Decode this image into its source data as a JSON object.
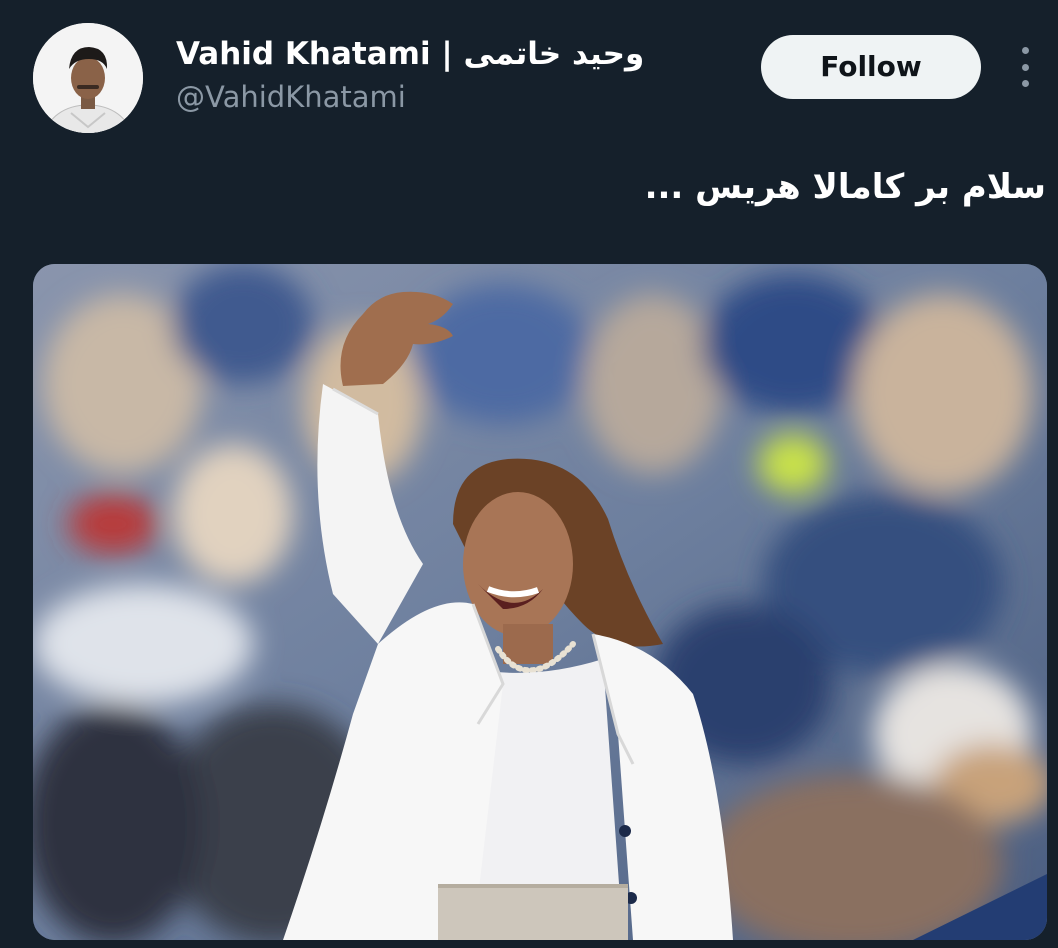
{
  "author": {
    "display_name": "Vahid Khatami | وحید خاتمی",
    "handle": "@VahidKhatami",
    "avatar_icon": "user-avatar-photo"
  },
  "actions": {
    "follow_label": "Follow",
    "more_icon": "more-vertical-icon"
  },
  "tweet": {
    "text": "سلام بر کامالا هریس ..."
  },
  "colors": {
    "background": "#15202b",
    "text_primary": "#ffffff",
    "text_secondary": "#8b98a5",
    "follow_button_bg": "#eff3f4",
    "follow_button_text": "#0f1419"
  }
}
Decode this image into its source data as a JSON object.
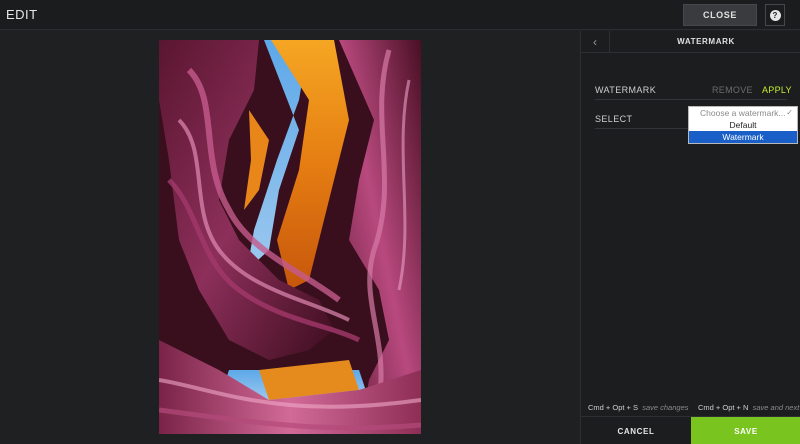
{
  "header": {
    "title": "EDIT",
    "close_label": "CLOSE",
    "help_label": "?"
  },
  "panel": {
    "title": "WATERMARK",
    "back_icon": "chevron-left-icon",
    "watermark_row": {
      "label": "WATERMARK",
      "remove_label": "REMOVE",
      "apply_label": "APPLY"
    },
    "select_row": {
      "label": "SELECT",
      "options": [
        "Choose a watermark...",
        "Default",
        "Watermark"
      ],
      "selected": "Watermark"
    },
    "shortcuts": [
      {
        "keys": "Cmd + Opt + S",
        "hint": "save changes"
      },
      {
        "keys": "Cmd + Opt + N",
        "hint": "save and next"
      }
    ],
    "cancel_label": "CANCEL",
    "save_label": "SAVE"
  },
  "colors": {
    "accent_green": "#7ac41f",
    "apply_text": "#c4ee2e",
    "selected_option": "#1a5fc7",
    "background": "#1f2022"
  }
}
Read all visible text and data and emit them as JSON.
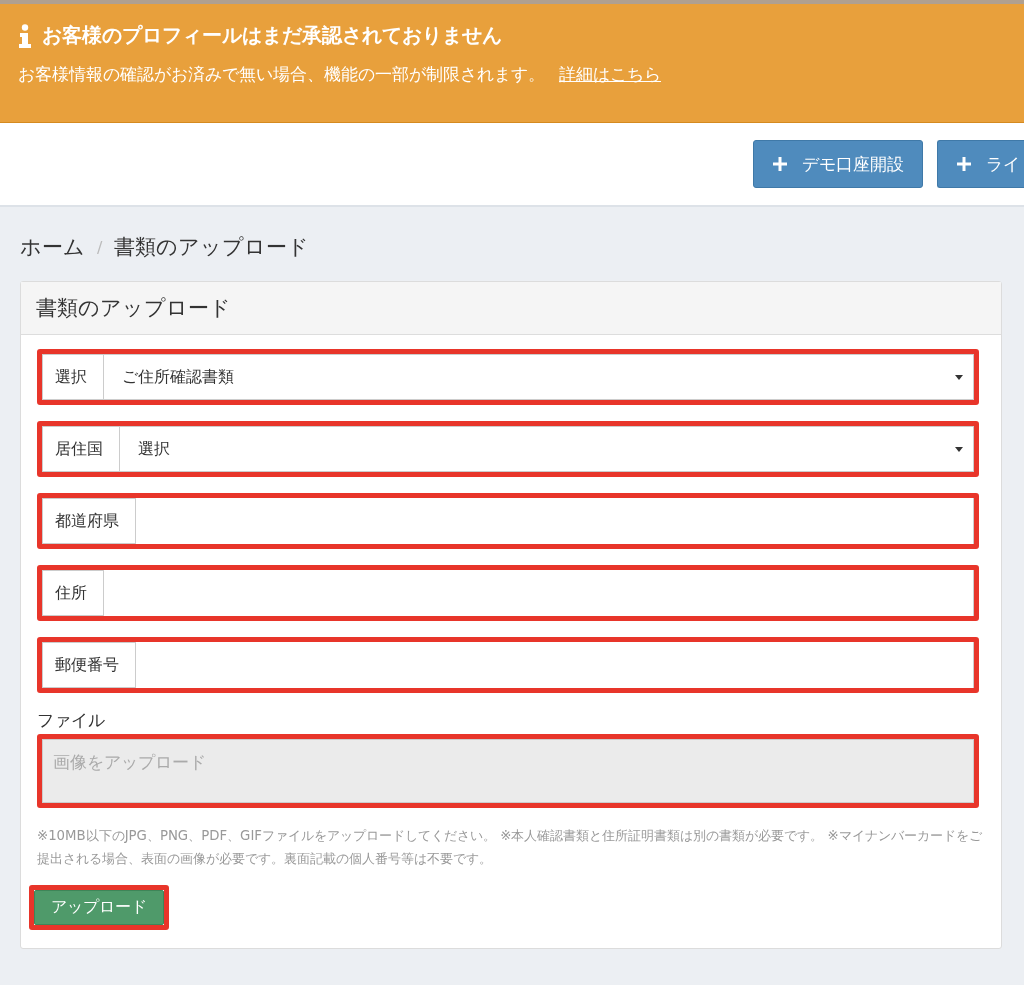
{
  "alert": {
    "title": "お客様のプロフィールはまだ承認されておりません",
    "message": "お客様情報の確認がお済みで無い場合、機能の一部が制限されます。",
    "link": "詳細はこちら"
  },
  "header_buttons": [
    {
      "label": "デモ口座開設"
    },
    {
      "label": "ライ"
    }
  ],
  "breadcrumb": {
    "separator": "/",
    "items": [
      {
        "label": "ホーム"
      },
      {
        "label": "書類のアップロード"
      }
    ]
  },
  "panel": {
    "title": "書類のアップロード",
    "fields": [
      {
        "kind": "select",
        "label": "選択",
        "value": "ご住所確認書類",
        "highlighted": true
      },
      {
        "kind": "select",
        "label": "居住国",
        "value": "選択",
        "highlighted": true
      },
      {
        "kind": "text",
        "label": "都道府県",
        "highlighted": true
      },
      {
        "kind": "text",
        "label": "住所",
        "highlighted": true
      },
      {
        "kind": "text",
        "label": "郵便番号",
        "highlighted": true
      }
    ],
    "file": {
      "label": "ファイル",
      "placeholder": "画像をアップロード",
      "highlighted": true
    },
    "note": "※10MB以下のJPG、PNG、PDF、GIFファイルをアップロードしてください。 ※本人確認書類と住所証明書類は別の書類が必要です。 ※マイナンバーカードをご提出される場合、表面の画像が必要です。裏面記載の個人番号等は不要です。",
    "submit": {
      "label": "アップロード",
      "highlighted": true
    }
  }
}
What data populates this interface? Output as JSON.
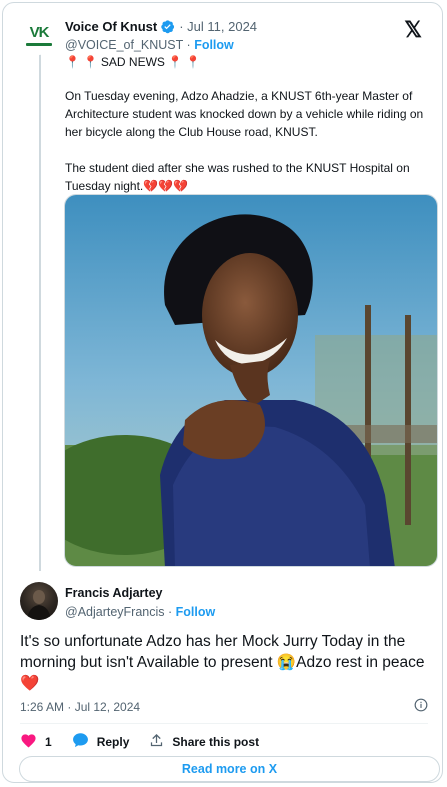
{
  "tweet": {
    "author_name": "Voice Of Knust",
    "handle": "@VOICE_of_KNUST",
    "date": "· Jul 11, 2024",
    "follow_label": "Follow",
    "sad_news": "SAD NEWS",
    "paragraph1": "On Tuesday evening, Adzo Ahadzie, a KNUST 6th-year Master of Architecture student was knocked down by a vehicle while riding on her bicycle along the Club House road, KNUST.",
    "paragraph2": "The student died after she was rushed to the KNUST Hospital on Tuesday night.",
    "emoji_hearts": "💔💔💔",
    "avatar_logo_text": "VK"
  },
  "reply": {
    "author_name": "Francis Adjartey",
    "handle": "@AdjarteyFrancis",
    "follow_label": "Follow",
    "text": "It's so unfortunate Adzo has her Mock Jurry Today in the morning but isn't Available to present 😭Adzo rest in peace ❤️",
    "timestamp": "1:26 AM · Jul 12, 2024"
  },
  "actions": {
    "like_count": "1",
    "reply_label": "Reply",
    "share_label": "Share this post"
  },
  "read_more_label": "Read more on X",
  "colors": {
    "accent": "#1d9bf0",
    "text": "#0f1419",
    "muted": "#536471",
    "like": "#f91880"
  },
  "icons": [
    "verified-badge-icon",
    "x-logo-icon",
    "pin-icon",
    "info-icon",
    "heart-icon",
    "reply-bubble-icon",
    "share-icon"
  ]
}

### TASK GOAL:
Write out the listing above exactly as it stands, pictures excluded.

### WRITTEN REPLY:
Decode this image into its source data as a JSON object.
{
  "author": {
    "display_name": "Vahid Khatami | وحید خاتمی",
    "handle": "@VahidKhatami",
    "avatar_icon": "user-avatar-photo"
  },
  "actions": {
    "follow_label": "Follow",
    "more_icon": "more-vertical-icon"
  },
  "tweet": {
    "text": "سلام بر کامالا هریس ..."
  },
  "colors": {
    "background": "#15202b",
    "text_primary": "#ffffff",
    "text_secondary": "#8b98a5",
    "follow_button_bg": "#eff3f4",
    "follow_button_text": "#0f1419"
  }
}
Decode this image into its source data as a JSON object.
{
  "header": {
    "title": "EDIT",
    "close_label": "CLOSE",
    "help_label": "?"
  },
  "panel": {
    "title": "WATERMARK",
    "back_icon": "chevron-left-icon",
    "watermark_row": {
      "label": "WATERMARK",
      "remove_label": "REMOVE",
      "apply_label": "APPLY"
    },
    "select_row": {
      "label": "SELECT",
      "options": [
        "Choose a watermark...",
        "Default",
        "Watermark"
      ],
      "selected": "Watermark"
    },
    "shortcuts": [
      {
        "keys": "Cmd + Opt + S",
        "hint": "save changes"
      },
      {
        "keys": "Cmd + Opt + N",
        "hint": "save and next"
      }
    ],
    "cancel_label": "CANCEL",
    "save_label": "SAVE"
  },
  "colors": {
    "accent_green": "#7ac41f",
    "apply_text": "#c4ee2e",
    "selected_option": "#1a5fc7",
    "background": "#1f2022"
  }
}
Read all visible text and data and emit them as JSON.
{
  "alert": {
    "title": "お客様のプロフィールはまだ承認されておりません",
    "message": "お客様情報の確認がお済みで無い場合、機能の一部が制限されます。",
    "link": "詳細はこちら"
  },
  "header_buttons": [
    {
      "label": "デモ口座開設"
    },
    {
      "label": "ライ"
    }
  ],
  "breadcrumb": {
    "separator": "/",
    "items": [
      {
        "label": "ホーム"
      },
      {
        "label": "書類のアップロード"
      }
    ]
  },
  "panel": {
    "title": "書類のアップロード",
    "fields": [
      {
        "kind": "select",
        "label": "選択",
        "value": "ご住所確認書類",
        "highlighted": true
      },
      {
        "kind": "select",
        "label": "居住国",
        "value": "選択",
        "highlighted": true
      },
      {
        "kind": "text",
        "label": "都道府県",
        "highlighted": true
      },
      {
        "kind": "text",
        "label": "住所",
        "highlighted": true
      },
      {
        "kind": "text",
        "label": "郵便番号",
        "highlighted": true
      }
    ],
    "file": {
      "label": "ファイル",
      "placeholder": "画像をアップロード",
      "highlighted": true
    },
    "note": "※10MB以下のJPG、PNG、PDF、GIFファイルをアップロードしてください。 ※本人確認書類と住所証明書類は別の書類が必要です。 ※マイナンバーカードをご提出される場合、表面の画像が必要です。裏面記載の個人番号等は不要です。",
    "submit": {
      "label": "アップロード",
      "highlighted": true
    }
  }
}
What data populates this interface? Output as JSON.
{
  "tweet": {
    "author_name": "Voice Of Knust",
    "handle": "@VOICE_of_KNUST",
    "date": "· Jul 11, 2024",
    "follow_label": "Follow",
    "sad_news": "SAD NEWS",
    "paragraph1": "On Tuesday evening, Adzo Ahadzie, a KNUST 6th-year Master of Architecture student was knocked down by a vehicle while riding on her bicycle along the Club House road, KNUST.",
    "paragraph2": "The student died after she was rushed to the KNUST Hospital on Tuesday night.",
    "emoji_hearts": "💔💔💔",
    "avatar_logo_text": "VK"
  },
  "reply": {
    "author_name": "Francis Adjartey",
    "handle": "@AdjarteyFrancis",
    "follow_label": "Follow",
    "text": "It's so unfortunate Adzo has her Mock Jurry Today in the morning but isn't Available to present 😭Adzo rest in peace ❤️",
    "timestamp": "1:26 AM · Jul 12, 2024"
  },
  "actions": {
    "like_count": "1",
    "reply_label": "Reply",
    "share_label": "Share this post"
  },
  "read_more_label": "Read more on X",
  "colors": {
    "accent": "#1d9bf0",
    "text": "#0f1419",
    "muted": "#536471",
    "like": "#f91880"
  },
  "icons": [
    "verified-badge-icon",
    "x-logo-icon",
    "pin-icon",
    "info-icon",
    "heart-icon",
    "reply-bubble-icon",
    "share-icon"
  ]
}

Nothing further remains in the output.